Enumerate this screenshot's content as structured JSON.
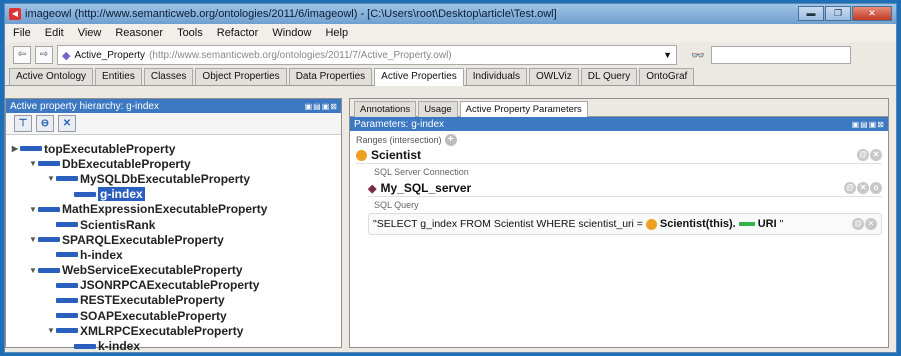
{
  "window": {
    "title": "imageowl (http://www.semanticweb.org/ontologies/2011/6/imageowl) - [C:\\Users\\root\\Desktop\\article\\Test.owl]",
    "controls": {
      "minimize": "▬",
      "maximize": "❐",
      "close": "✕"
    }
  },
  "menu": [
    "File",
    "Edit",
    "View",
    "Reasoner",
    "Tools",
    "Refactor",
    "Window",
    "Help"
  ],
  "address": {
    "back": "⇦",
    "forward": "⇨",
    "entity": "Active_Property",
    "url": "(http://www.semanticweb.org/ontologies/2011/7/Active_Property.owl)",
    "dropdown": "▼",
    "search_icon": "binoculars-icon"
  },
  "tabs": [
    "Active Ontology",
    "Entities",
    "Classes",
    "Object Properties",
    "Data Properties",
    "Active Properties",
    "Individuals",
    "OWLViz",
    "DL Query",
    "OntoGraf"
  ],
  "active_tab": "Active Properties",
  "left": {
    "header": "Active property hierarchy: g-index",
    "header_ctrls": "▣▤▣⊠",
    "toolbar": [
      "⊤",
      "⊖",
      "✕"
    ],
    "tree": [
      {
        "label": "topExecutableProperty",
        "depth": 0,
        "arrow": "▶"
      },
      {
        "label": "DbExecutableProperty",
        "depth": 1,
        "arrow": "▼"
      },
      {
        "label": "MySQLDbExecutableProperty",
        "depth": 2,
        "arrow": "▼"
      },
      {
        "label": "g-index",
        "depth": 3,
        "arrow": "",
        "selected": true
      },
      {
        "label": "MathExpressionExecutableProperty",
        "depth": 1,
        "arrow": "▼"
      },
      {
        "label": "ScientisRank",
        "depth": 2,
        "arrow": ""
      },
      {
        "label": "SPARQLExecutableProperty",
        "depth": 1,
        "arrow": "▼"
      },
      {
        "label": "h-index",
        "depth": 2,
        "arrow": ""
      },
      {
        "label": "WebServiceExecutableProperty",
        "depth": 1,
        "arrow": "▼"
      },
      {
        "label": "JSONRPCAExecutableProperty",
        "depth": 2,
        "arrow": ""
      },
      {
        "label": "RESTExecutableProperty",
        "depth": 2,
        "arrow": ""
      },
      {
        "label": "SOAPExecutableProperty",
        "depth": 2,
        "arrow": ""
      },
      {
        "label": "XMLRPCExecutableProperty",
        "depth": 2,
        "arrow": "▼"
      },
      {
        "label": "k-index",
        "depth": 3,
        "arrow": ""
      }
    ]
  },
  "right": {
    "tabs": [
      "Annotations",
      "Usage",
      "Active Property Parameters"
    ],
    "active_tab": "Active Property Parameters",
    "header": "Parameters: g-index",
    "header_ctrls": "▣▤▣⊠",
    "ranges_label": "Ranges (intersection)",
    "range_value": "Scientist",
    "conn_label": "SQL Server Connection",
    "conn_value": "My_SQL_server",
    "query_label": "SQL Query",
    "query_prefix": "\"SELECT g_index FROM Scientist WHERE scientist_uri = ",
    "query_class": "Scientist(this).",
    "query_prop": "URI",
    "query_suffix": "\""
  }
}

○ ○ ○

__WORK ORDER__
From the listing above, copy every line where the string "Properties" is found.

__REPLY TO THE EXERCISE__
    "Object Properties",
    "Data Properties",
    "Active Properties",
  "active_tab": "Active Properties",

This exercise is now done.